We identified 125 individual light curves of Hilda asteroids observed by the K2 mission. We found that despite of the mixed taxonomies, the Hilda group highly resembles the Trojans in the distribution of rotation periods and amplitudes, and even the LR group (mostly C- and X-type) Hildas follow this rule. Contrary to the Main Belt, the Hilda group lacks the very fast rotators. The ratio of extremely slow rotators (P > 100 hr) is a surprising 18%, which is unique in the solar system. The occurrence rate of asteroids with multiple periods (4%) and asteroids with three maxima in the light curves (5%) can be signs of a high rate of binarity, which we can estimate as 25% within the Hilda group.
Based on our extraction of 10 thousand full asteroid light curves from the first year observations by TESS (P\'al et al. 2020) we can compare the distribution of rotation period and shape asphericity in the most populated asteroid families overall in the Main Belt. We reveal internal structure of some asteroid families in respect to rotation statistics and signs of rotation properties evolving with age.
How to cite:
Szabo, G., Kiss, C., Szakáts, R., Pál, A., Molnár, L., Sárneczky, K., Vinkó, J., Szabó, R., Marton, G., and Kiss, L.: Rotation properties in the Hilda and Main-Belt asteroid families observed by K2 and TESS, Europlanet Science Congress 2020, online, 21 September–9 Oct 2020, EPSC2020-810, https://doi.org/10.5194/epsc2020-810, 2020
By analyzing the full-frame images acquired during the first year of the TESS mission, rotation characteristics of nearly ten thousand light curves of bright asteroids were determined with a good accuracy. The continuation of this space-borne mission with its second year on the Northern Hemisphere is just ending by the summer of 2020, allowing us to extend the database. In this presentation we report the results of the initial analysis of the new data set, focusing on the similarities and differences in observational artefacts (and constraints) and the recent development of the processing pipeline.

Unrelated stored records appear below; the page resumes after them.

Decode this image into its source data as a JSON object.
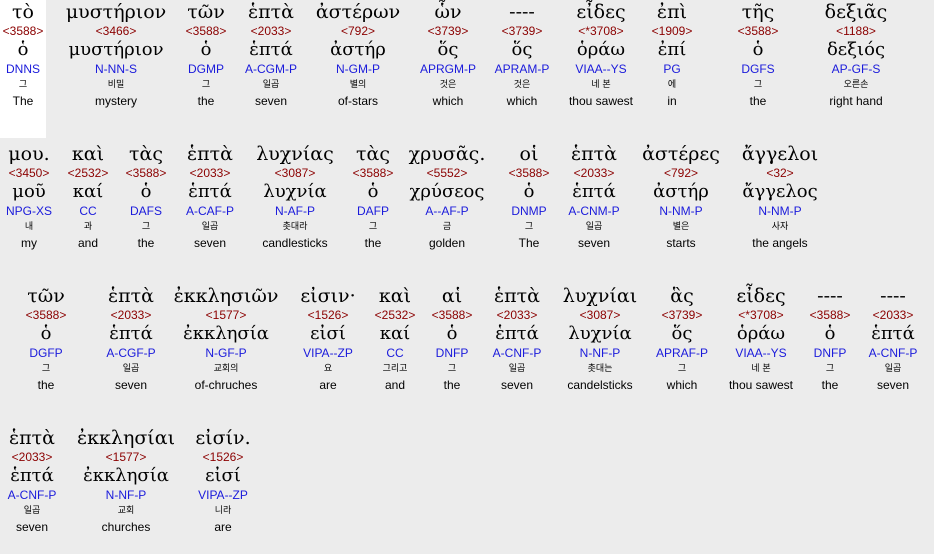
{
  "rows": [
    {
      "words": [
        {
          "greek": "τὸ",
          "strong": "<3588>",
          "lemma": "ὁ",
          "morph": "DNNS",
          "korean": "그",
          "english": "The"
        },
        {
          "greek": "μυστήριον",
          "strong": "<3466>",
          "lemma": "μυστήριον",
          "morph": "N-NN-S",
          "korean": "비밀",
          "english": "mystery"
        },
        {
          "greek": "τῶν",
          "strong": "<3588>",
          "lemma": "ὁ",
          "morph": "DGMP",
          "korean": "그",
          "english": "the"
        },
        {
          "greek": "ἑπτὰ",
          "strong": "<2033>",
          "lemma": "ἑπτά",
          "morph": "A-CGM-P",
          "korean": "일곱",
          "english": "seven"
        },
        {
          "greek": "ἀστέρων",
          "strong": "<792>",
          "lemma": "ἀστήρ",
          "morph": "N-GM-P",
          "korean": "별의",
          "english": "of-stars"
        },
        {
          "greek": "ὧν",
          "strong": "<3739>",
          "lemma": "ὅς",
          "morph": "APRGM-P",
          "korean": "것은",
          "english": "which"
        },
        {
          "greek": "----",
          "strong": "<3739>",
          "lemma": "ὅς",
          "morph": "APRAM-P",
          "korean": "것은",
          "english": "which"
        },
        {
          "greek": "εἶδες",
          "strong": "<*3708>",
          "lemma": "ὁράω",
          "morph": "VIAA--YS",
          "korean": "네 본",
          "english": "thou sawest"
        },
        {
          "greek": "ἐπὶ",
          "strong": "<1909>",
          "lemma": "ἐπί",
          "morph": "PG",
          "korean": "에",
          "english": "in"
        },
        {
          "greek": "τῆς",
          "strong": "<3588>",
          "lemma": "ὁ",
          "morph": "DGFS",
          "korean": "그",
          "english": "the"
        },
        {
          "greek": "δεξιᾶς",
          "strong": "<1188>",
          "lemma": "δεξιός",
          "morph": "AP-GF-S",
          "korean": "오른손",
          "english": "right hand"
        }
      ]
    },
    {
      "words": [
        {
          "greek": "μου.",
          "strong": "<3450>",
          "lemma": "μοῦ",
          "morph": "NPG-XS",
          "korean": "내",
          "english": "my"
        },
        {
          "greek": "καὶ",
          "strong": "<2532>",
          "lemma": "καί",
          "morph": "CC",
          "korean": "과",
          "english": "and"
        },
        {
          "greek": "τὰς",
          "strong": "<3588>",
          "lemma": "ὁ",
          "morph": "DAFS",
          "korean": "그",
          "english": "the"
        },
        {
          "greek": "ἑπτὰ",
          "strong": "<2033>",
          "lemma": "ἑπτά",
          "morph": "A-CAF-P",
          "korean": "일곱",
          "english": "seven"
        },
        {
          "greek": "λυχνίας",
          "strong": "<3087>",
          "lemma": "λυχνία",
          "morph": "N-AF-P",
          "korean": "촛대라",
          "english": "candlesticks"
        },
        {
          "greek": "τὰς",
          "strong": "<3588>",
          "lemma": "ὁ",
          "morph": "DAFP",
          "korean": "그",
          "english": "the"
        },
        {
          "greek": "χρυσᾶς.",
          "strong": "<5552>",
          "lemma": "χρύσεος",
          "morph": "A--AF-P",
          "korean": "금",
          "english": "golden"
        },
        {
          "greek": "οἱ",
          "strong": "<3588>",
          "lemma": "ὁ",
          "morph": "DNMP",
          "korean": "그",
          "english": "The"
        },
        {
          "greek": "ἑπτὰ",
          "strong": "<2033>",
          "lemma": "ἑπτά",
          "morph": "A-CNM-P",
          "korean": "일곱",
          "english": "seven"
        },
        {
          "greek": "ἀστέρες",
          "strong": "<792>",
          "lemma": "ἀστήρ",
          "morph": "N-NM-P",
          "korean": "별은",
          "english": "starts"
        },
        {
          "greek": "ἄγγελοι",
          "strong": "<32>",
          "lemma": "ἄγγελος",
          "morph": "N-NM-P",
          "korean": "사자",
          "english": "the angels"
        }
      ]
    },
    {
      "words": [
        {
          "greek": "τῶν",
          "strong": "<3588>",
          "lemma": "ὁ",
          "morph": "DGFP",
          "korean": "그",
          "english": "the"
        },
        {
          "greek": "ἑπτὰ",
          "strong": "<2033>",
          "lemma": "ἑπτά",
          "morph": "A-CGF-P",
          "korean": "일곱",
          "english": "seven"
        },
        {
          "greek": "ἐκκλησιῶν",
          "strong": "<1577>",
          "lemma": "ἐκκλησία",
          "morph": "N-GF-P",
          "korean": "교회의",
          "english": "of-chruches"
        },
        {
          "greek": "εἰσιν·",
          "strong": "<1526>",
          "lemma": "εἰσί",
          "morph": "VIPA--ZP",
          "korean": "요",
          "english": "are"
        },
        {
          "greek": "καὶ",
          "strong": "<2532>",
          "lemma": "καί",
          "morph": "CC",
          "korean": "그리고",
          "english": "and"
        },
        {
          "greek": "αἱ",
          "strong": "<3588>",
          "lemma": "ὁ",
          "morph": "DNFP",
          "korean": "그",
          "english": "the"
        },
        {
          "greek": "ἑπτὰ",
          "strong": "<2033>",
          "lemma": "ἑπτά",
          "morph": "A-CNF-P",
          "korean": "일곱",
          "english": "seven"
        },
        {
          "greek": "λυχνίαι",
          "strong": "<3087>",
          "lemma": "λυχνία",
          "morph": "N-NF-P",
          "korean": "촛대는",
          "english": "candelsticks"
        },
        {
          "greek": "ἃς",
          "strong": "<3739>",
          "lemma": "ὅς",
          "morph": "APRAF-P",
          "korean": "그",
          "english": "which"
        },
        {
          "greek": "εἶδες",
          "strong": "<*3708>",
          "lemma": "ὁράω",
          "morph": "VIAA--YS",
          "korean": "네 본",
          "english": "thou sawest"
        },
        {
          "greek": "----",
          "strong": "<3588>",
          "lemma": "ὁ",
          "morph": "DNFP",
          "korean": "그",
          "english": "the"
        },
        {
          "greek": "----",
          "strong": "<2033>",
          "lemma": "ἑπτά",
          "morph": "A-CNF-P",
          "korean": "일곱",
          "english": "seven"
        }
      ]
    },
    {
      "words": [
        {
          "greek": "ἑπτὰ",
          "strong": "<2033>",
          "lemma": "ἑπτά",
          "morph": "A-CNF-P",
          "korean": "일곱",
          "english": "seven"
        },
        {
          "greek": "ἐκκλησίαι",
          "strong": "<1577>",
          "lemma": "ἐκκλησία",
          "morph": "N-NF-P",
          "korean": "교회",
          "english": "churches"
        },
        {
          "greek": "εἰσίν.",
          "strong": "<1526>",
          "lemma": "εἰσί",
          "morph": "VIPA--ZP",
          "korean": "니라",
          "english": "are"
        }
      ]
    }
  ]
}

How to cite:
Pál, A., Szakáts, R., and Kiss, C.: Towards the second data release of TESS asteroid photometry, Europlanet Science Congress 2020, online, 21 September–9 Oct 2020, EPSC2020-697, https://doi.org/10.5194/epsc2020-697, 2020
In recent years, the observed orbital geometry of extreme trans-Neptunian objects (TNOs) has provided tantalizing evidence predicting the existence of an as-yet undiscovered “Planet Nine.” Combined with orbit stability models, these observations permit a detailed prediction of Planet Nine's properties, with a shrinking parameter space as more of these rare objects are discovered. I will present the first results from a new survey utilizing light curve data from the Transiting Exoplanet Survey Satellite (TESS) to search for TNOs at distances 70-800 au, with a magnitude limit V~22. This survey leverages an innovative new pipeline designed to extract the locations, magnitudes, and 27-day orbital arcs of undiscovered outer solar system objects, including both Planet Nine and the population of extreme trans-Neptunian objects pertinent to the Planet Nine theory, using a blind shift-stacking search along all plausible outer solar system orbits. Together with the extensive sky coverage of the TESS survey, this search will place stringent constraints upon the as-yet undiscovered TNO population, with great potential to either discover Planet Nine or almost entirely rule out its existence.
How to cite:
Rice, M. and Laughlin, G.: Surveying the Trans-Neptunian Solar System with TESS, Europlanet Science Congress 2020, online, 21 September–9 Oct 2020, EPSC2020-420, https://doi.org/10.5194/epsc2020-420, 2020